Methods: In this study, the metabolic characteristics of oral precancerous cells and cervical precancerous lesions were analyzed by metabolomics, and the expression of glycolytic enzymes in cervical precancerous lesions was evaluated by RT-PCR and Western blot analysis.

Results: In total, 115 and 23 metabolites with reliable signals were identified in oral cells and cervical tissues, respectively. Based on the metabolome, oral precancerous cell DOK could be clearly separated from normal human oral epithelial cells (HOEC) and oral cancer cells. Four critical differential metabolites (pyruvate, glutamine, methionine and lysine) were identified between DOK and HOEC. Metabolic profiles could clearly distinguish cervical precancerous lesions from normal cervical epithelium and cervical cancer. Compared with normal cervical epithelium, the glucose consumption and lactate production increased in cervical precancerous lesions. The expression of glycolytic enzymes LDHA, HK II and PKM2 showed an increased tendency in cervical precancerous lesions compared with normal cervical epithelium.

Conclusions: Our findings suggest that cell metabolism may be reprogrammed at the early stage of tumorigenesis, implying the contribution of metabolic reprogramming to the development of tumor.

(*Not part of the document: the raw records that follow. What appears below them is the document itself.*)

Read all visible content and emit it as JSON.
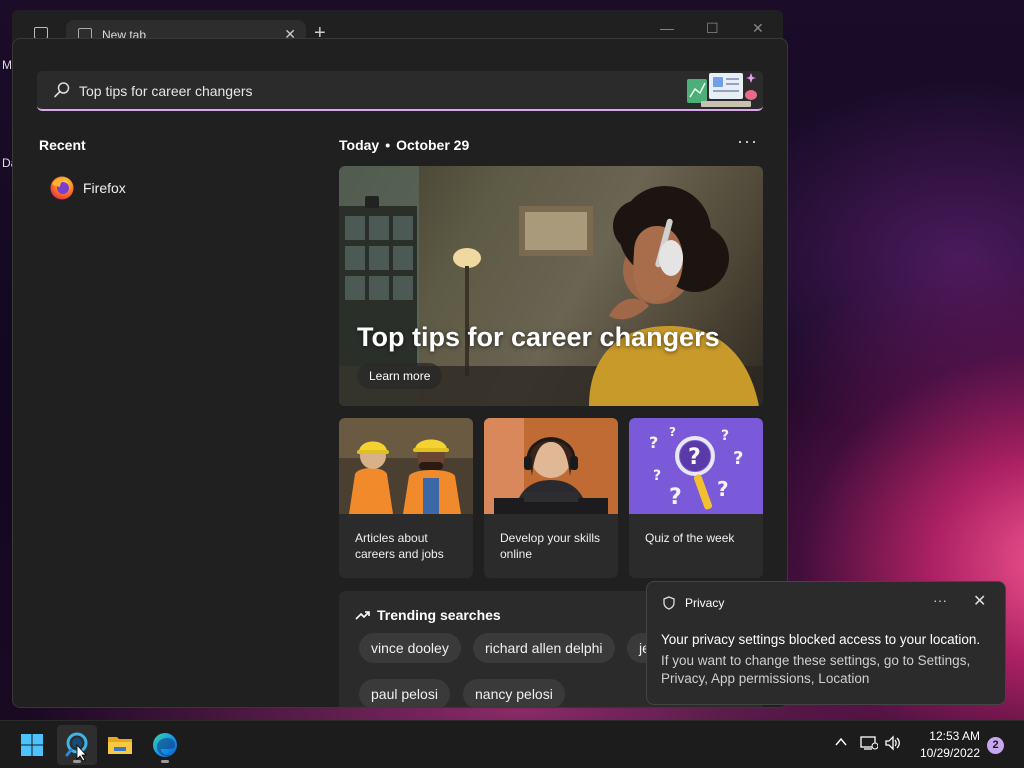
{
  "desktop": {
    "label_m": "M",
    "label_d": "Da"
  },
  "browser": {
    "tab_title": "New tab",
    "close_glyph": "✕",
    "new_tab_glyph": "+"
  },
  "widgets": {
    "search": {
      "value": "Top tips for career changers"
    },
    "recent": {
      "heading": "Recent",
      "items": [
        {
          "label": "Firefox",
          "icon": "firefox-icon"
        }
      ]
    },
    "feed": {
      "heading_day": "Today",
      "heading_date": "October 29",
      "more_glyph": "···",
      "hero": {
        "title": "Top tips for career changers",
        "button": "Learn more"
      },
      "cards": [
        {
          "label": "Articles about careers and jobs"
        },
        {
          "label": "Develop your skills online"
        },
        {
          "label": "Quiz of the week"
        }
      ],
      "trending": {
        "heading": "Trending searches",
        "chips": [
          "vince dooley",
          "richard allen delphi",
          "je",
          "paul pelosi",
          "nancy pelosi"
        ]
      }
    }
  },
  "toast": {
    "title": "Privacy",
    "more_glyph": "···",
    "close_glyph": "✕",
    "message": "Your privacy settings blocked access to your location.",
    "detail": "If you want to change these settings, go to Settings, Privacy, App permissions, Location"
  },
  "taskbar": {
    "time": "12:53 AM",
    "date": "10/29/2022",
    "notification_count": "2",
    "accent_color": "#c7a7f0"
  }
}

Keywords: metabolic reprogramming, precancerous lesions, metabolomics, the Warburg-like effect, glycolytic enzymes